Data about app and page elements —
####################

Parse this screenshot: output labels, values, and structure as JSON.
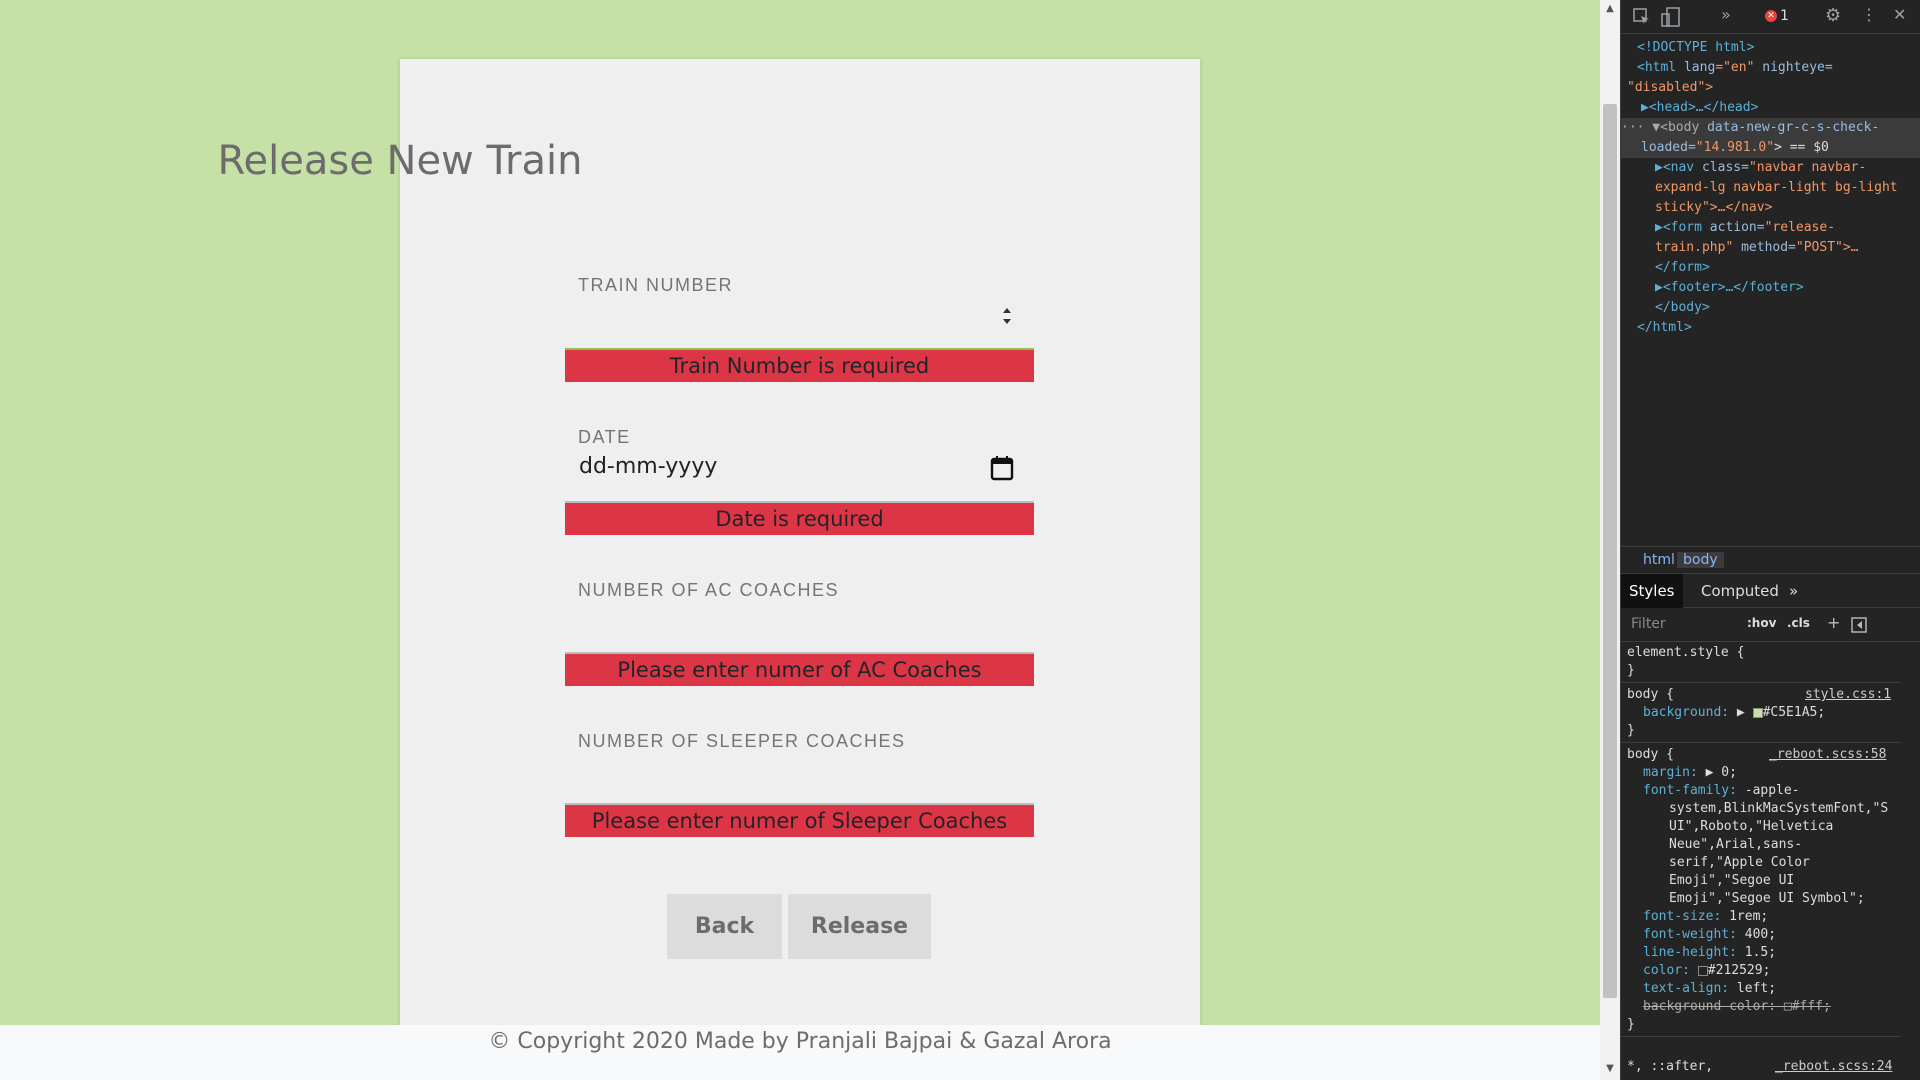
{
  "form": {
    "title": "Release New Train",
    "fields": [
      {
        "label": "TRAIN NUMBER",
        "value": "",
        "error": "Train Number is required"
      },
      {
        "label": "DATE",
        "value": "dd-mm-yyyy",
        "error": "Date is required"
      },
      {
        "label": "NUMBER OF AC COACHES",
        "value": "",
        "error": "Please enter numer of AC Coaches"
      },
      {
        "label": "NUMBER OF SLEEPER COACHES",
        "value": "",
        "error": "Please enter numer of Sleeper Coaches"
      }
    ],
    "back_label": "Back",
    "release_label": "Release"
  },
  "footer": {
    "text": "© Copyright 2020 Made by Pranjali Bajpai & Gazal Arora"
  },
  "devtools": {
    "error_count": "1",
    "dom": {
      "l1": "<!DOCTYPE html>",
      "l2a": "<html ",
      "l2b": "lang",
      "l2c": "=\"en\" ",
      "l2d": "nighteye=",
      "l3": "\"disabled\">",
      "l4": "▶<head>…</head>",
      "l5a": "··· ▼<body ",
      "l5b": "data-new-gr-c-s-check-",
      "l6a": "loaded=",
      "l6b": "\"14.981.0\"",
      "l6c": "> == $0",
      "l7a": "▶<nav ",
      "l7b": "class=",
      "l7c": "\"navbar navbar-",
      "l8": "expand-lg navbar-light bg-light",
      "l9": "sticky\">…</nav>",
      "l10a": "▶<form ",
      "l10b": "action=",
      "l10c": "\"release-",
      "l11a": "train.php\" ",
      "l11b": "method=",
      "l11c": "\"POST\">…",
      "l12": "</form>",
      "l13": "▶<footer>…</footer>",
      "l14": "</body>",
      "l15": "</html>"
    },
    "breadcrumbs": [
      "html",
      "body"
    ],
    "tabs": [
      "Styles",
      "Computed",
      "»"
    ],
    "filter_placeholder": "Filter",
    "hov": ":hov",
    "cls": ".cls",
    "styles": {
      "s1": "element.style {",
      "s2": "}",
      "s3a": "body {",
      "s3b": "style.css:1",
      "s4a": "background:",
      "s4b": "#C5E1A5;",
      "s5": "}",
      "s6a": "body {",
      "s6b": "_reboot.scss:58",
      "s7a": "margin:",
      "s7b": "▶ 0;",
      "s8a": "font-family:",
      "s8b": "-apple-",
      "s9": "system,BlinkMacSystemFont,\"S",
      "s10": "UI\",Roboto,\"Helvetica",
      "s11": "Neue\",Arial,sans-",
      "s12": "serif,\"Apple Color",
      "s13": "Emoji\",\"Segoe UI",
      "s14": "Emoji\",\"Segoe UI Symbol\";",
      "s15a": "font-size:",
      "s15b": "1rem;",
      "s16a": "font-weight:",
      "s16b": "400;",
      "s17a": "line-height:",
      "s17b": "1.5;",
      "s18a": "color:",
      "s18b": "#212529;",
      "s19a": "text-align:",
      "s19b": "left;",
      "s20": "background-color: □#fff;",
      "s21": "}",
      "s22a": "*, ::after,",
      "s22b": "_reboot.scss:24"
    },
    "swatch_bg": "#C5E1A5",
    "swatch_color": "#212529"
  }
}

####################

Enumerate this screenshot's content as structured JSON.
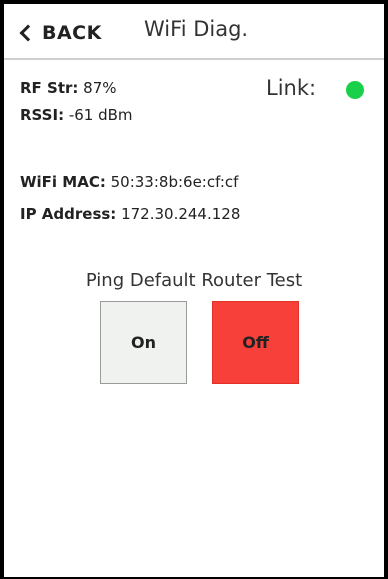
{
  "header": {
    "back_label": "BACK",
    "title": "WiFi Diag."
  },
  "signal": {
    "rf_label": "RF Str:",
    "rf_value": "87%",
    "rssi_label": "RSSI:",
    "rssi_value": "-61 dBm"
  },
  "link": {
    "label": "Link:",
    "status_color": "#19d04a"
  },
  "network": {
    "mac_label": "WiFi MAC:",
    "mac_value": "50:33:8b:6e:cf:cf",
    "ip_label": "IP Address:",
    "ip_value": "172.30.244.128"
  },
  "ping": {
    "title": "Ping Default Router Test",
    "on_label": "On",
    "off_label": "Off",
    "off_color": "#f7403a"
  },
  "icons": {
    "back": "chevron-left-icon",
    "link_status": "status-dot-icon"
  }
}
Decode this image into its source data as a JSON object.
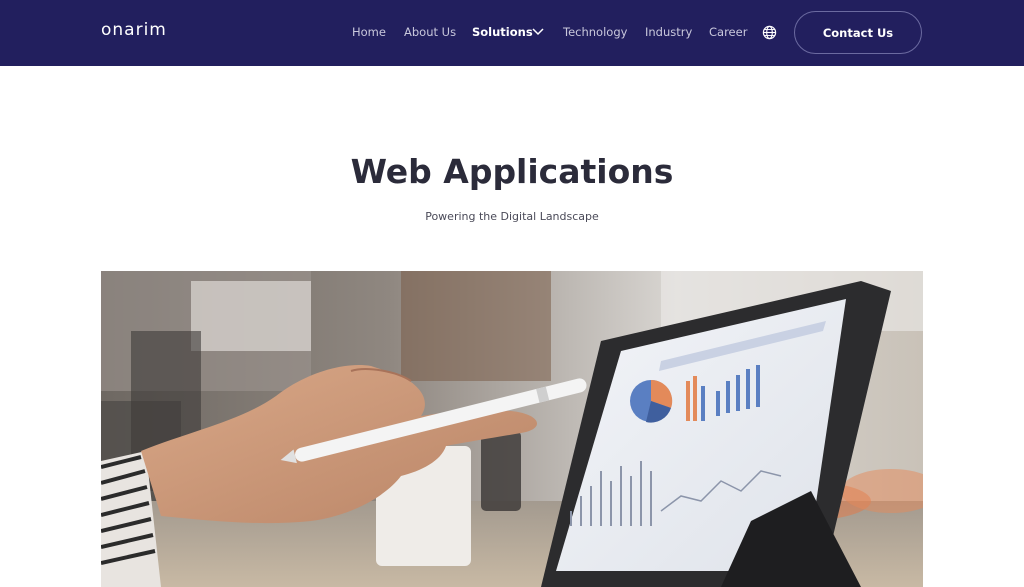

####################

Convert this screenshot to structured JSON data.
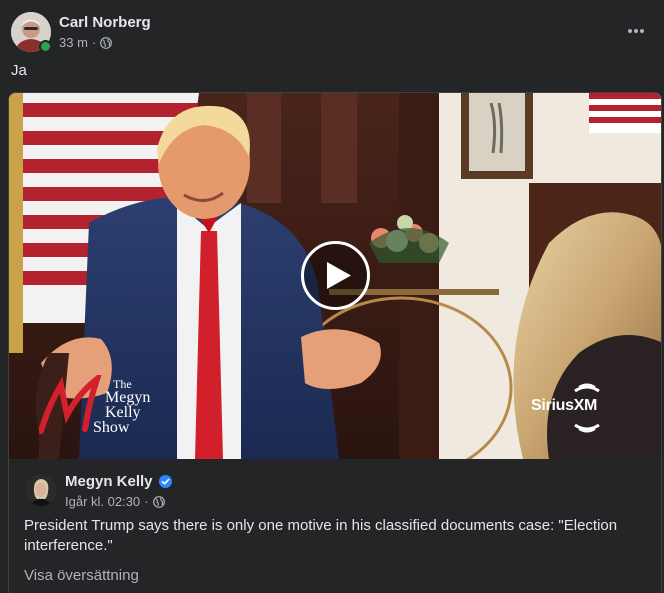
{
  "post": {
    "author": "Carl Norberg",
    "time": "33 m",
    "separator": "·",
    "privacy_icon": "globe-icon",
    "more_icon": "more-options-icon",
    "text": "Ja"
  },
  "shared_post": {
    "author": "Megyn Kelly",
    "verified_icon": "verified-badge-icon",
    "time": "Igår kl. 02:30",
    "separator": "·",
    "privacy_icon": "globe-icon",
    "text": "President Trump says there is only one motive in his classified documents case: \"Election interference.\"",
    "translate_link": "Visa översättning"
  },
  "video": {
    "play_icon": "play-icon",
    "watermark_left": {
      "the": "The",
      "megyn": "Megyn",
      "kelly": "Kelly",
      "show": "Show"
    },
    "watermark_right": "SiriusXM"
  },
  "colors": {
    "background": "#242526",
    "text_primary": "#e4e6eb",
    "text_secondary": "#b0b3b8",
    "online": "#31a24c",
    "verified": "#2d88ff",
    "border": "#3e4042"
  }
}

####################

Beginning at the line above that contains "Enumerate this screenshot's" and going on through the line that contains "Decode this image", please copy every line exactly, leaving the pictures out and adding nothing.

Enumerate this screenshot's content as structured JSON.
{
  "header": {
    "back_label": "BACK",
    "title": "WiFi Diag."
  },
  "signal": {
    "rf_label": "RF Str:",
    "rf_value": "87%",
    "rssi_label": "RSSI:",
    "rssi_value": "-61 dBm"
  },
  "link": {
    "label": "Link:",
    "status_color": "#19d04a"
  },
  "network": {
    "mac_label": "WiFi MAC:",
    "mac_value": "50:33:8b:6e:cf:cf",
    "ip_label": "IP Address:",
    "ip_value": "172.30.244.128"
  },
  "ping": {
    "title": "Ping Default Router Test",
    "on_label": "On",
    "off_label": "Off",
    "off_color": "#f7403a"
  },
  "icons": {
    "back": "chevron-left-icon",
    "link_status": "status-dot-icon"
  }
}
Decode this image into its source data as a JSON object.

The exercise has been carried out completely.